##### EXTRACTED DATA

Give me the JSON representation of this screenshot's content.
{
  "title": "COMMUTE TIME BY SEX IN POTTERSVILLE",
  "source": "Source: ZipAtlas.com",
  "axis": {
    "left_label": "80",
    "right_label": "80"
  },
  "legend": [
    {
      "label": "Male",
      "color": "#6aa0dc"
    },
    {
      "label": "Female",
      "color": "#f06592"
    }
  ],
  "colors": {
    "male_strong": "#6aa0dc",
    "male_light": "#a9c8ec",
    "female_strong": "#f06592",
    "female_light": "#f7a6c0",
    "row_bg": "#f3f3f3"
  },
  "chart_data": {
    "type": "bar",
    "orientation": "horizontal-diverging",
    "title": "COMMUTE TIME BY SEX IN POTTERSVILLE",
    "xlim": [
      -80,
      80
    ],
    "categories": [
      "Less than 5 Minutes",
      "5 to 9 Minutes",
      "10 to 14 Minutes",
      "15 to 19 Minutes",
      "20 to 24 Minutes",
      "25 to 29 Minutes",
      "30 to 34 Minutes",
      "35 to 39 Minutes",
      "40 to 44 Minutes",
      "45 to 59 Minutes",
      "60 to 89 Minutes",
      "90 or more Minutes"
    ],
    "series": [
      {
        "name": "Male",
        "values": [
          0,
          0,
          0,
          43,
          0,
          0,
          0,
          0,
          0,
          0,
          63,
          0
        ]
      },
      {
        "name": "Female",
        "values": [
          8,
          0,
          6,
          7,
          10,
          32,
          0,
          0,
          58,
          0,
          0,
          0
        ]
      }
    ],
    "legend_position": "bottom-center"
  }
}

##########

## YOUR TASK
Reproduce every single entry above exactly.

## FINISHED EXERCISE
Give me the JSON representation of this screenshot's content.
{
  "title": "COMMUTE TIME BY SEX IN POTTERSVILLE",
  "source": "Source: ZipAtlas.com",
  "axis": {
    "left_label": "80",
    "right_label": "80"
  },
  "legend": [
    {
      "label": "Male",
      "color": "#6aa0dc"
    },
    {
      "label": "Female",
      "color": "#f06592"
    }
  ],
  "colors": {
    "male_strong": "#6aa0dc",
    "male_light": "#a9c8ec",
    "female_strong": "#f06592",
    "female_light": "#f7a6c0",
    "row_bg": "#f3f3f3"
  },
  "chart_data": {
    "type": "bar",
    "orientation": "horizontal-diverging",
    "title": "COMMUTE TIME BY SEX IN POTTERSVILLE",
    "xlim": [
      -80,
      80
    ],
    "categories": [
      "Less than 5 Minutes",
      "5 to 9 Minutes",
      "10 to 14 Minutes",
      "15 to 19 Minutes",
      "20 to 24 Minutes",
      "25 to 29 Minutes",
      "30 to 34 Minutes",
      "35 to 39 Minutes",
      "40 to 44 Minutes",
      "45 to 59 Minutes",
      "60 to 89 Minutes",
      "90 or more Minutes"
    ],
    "series": [
      {
        "name": "Male",
        "values": [
          0,
          0,
          0,
          43,
          0,
          0,
          0,
          0,
          0,
          0,
          63,
          0
        ]
      },
      {
        "name": "Female",
        "values": [
          8,
          0,
          6,
          7,
          10,
          32,
          0,
          0,
          58,
          0,
          0,
          0
        ]
      }
    ],
    "legend_position": "bottom-center"
  }
}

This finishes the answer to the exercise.